The far-right were instrumental in clashes around Barcelona on Thursday when a 200 to 300 strong nationalist mob attempted to storm one of the main pro-independence rallies, leading to police intervention and clashes on both sides. Draped in the Spanish flag with many carrying baseball bats and knives, the mob were heard to chant “Franco! Franco!” in reference to former dictator Francisco Franco.
The main protest was organised by the pro-independence Committees to Defend the Republic (CDR) and was attended by a conservative 13,000 marchers. 11 were arrested during the incident with 18 people injured, including one activist who was said to have been badly beaten by the neo-fascists.
The Catalonia question has come central to the platform of the extreme far-right Vox Party who verdantly oppose any negotiation or conciliation to Catalan secessionists. Seeking to politically profit from escalating violence, there have been accusations that Vox has both encouraged and welcomed the violence to add fuel to their own authoritarian and anti-socialist message.
Vox has quickly risen to become one of the most concerning far-right parties in Europe, standing on an anti-immigrant, anti-Islam, anti-feminism and anti-gay rights platform. The party favours a ban on abortion and is also strongly pro-Israel.
With Prime Minister Pedro Sánchez coming under increasing criticism and pressure from both sides over the Spanish governments handling of the affair, there are fears that Vox will successfully manipulate themselves into being perceived as the party of nationalism and law and order.
The recent wave of protests, activism and clashes surrounding the Catalan independence movement began on Monday after the Spanish supreme court jailed nine Catalan leaders over their roles in the movement’s 2017 attempt at independence.
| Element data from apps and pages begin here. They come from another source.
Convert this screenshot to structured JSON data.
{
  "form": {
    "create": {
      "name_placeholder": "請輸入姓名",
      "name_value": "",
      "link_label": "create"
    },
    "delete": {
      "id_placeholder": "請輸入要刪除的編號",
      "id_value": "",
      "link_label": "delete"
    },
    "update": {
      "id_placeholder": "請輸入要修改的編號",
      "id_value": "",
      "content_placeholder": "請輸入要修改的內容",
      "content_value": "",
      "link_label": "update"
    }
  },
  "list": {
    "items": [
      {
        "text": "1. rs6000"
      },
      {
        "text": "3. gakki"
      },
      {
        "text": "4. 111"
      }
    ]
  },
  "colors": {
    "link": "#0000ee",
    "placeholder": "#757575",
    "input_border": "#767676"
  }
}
The court found the nine guilty of crimes ranging from sedition to misuse of public funds and disobedience.
The former Catalan vice-president Oriol Junqueras was convicted of sedition and misuse of public funds and given a sentence of 13 years in prison. The former Catalan foreign minister Raül Romeva, labour minister Dolors Bassa and regional spokesman Jordi Turull were given 12 years for the same offences. The former speaker of the Catalan parliament Carme Forcadell was sentenced to 11 and a half years, former interior minister Joaquim Forn and territorial minister Josep Rull were given 10 and half years. Activists Jordi Cuixart and Jordi Sànchez were given nine years for sedition.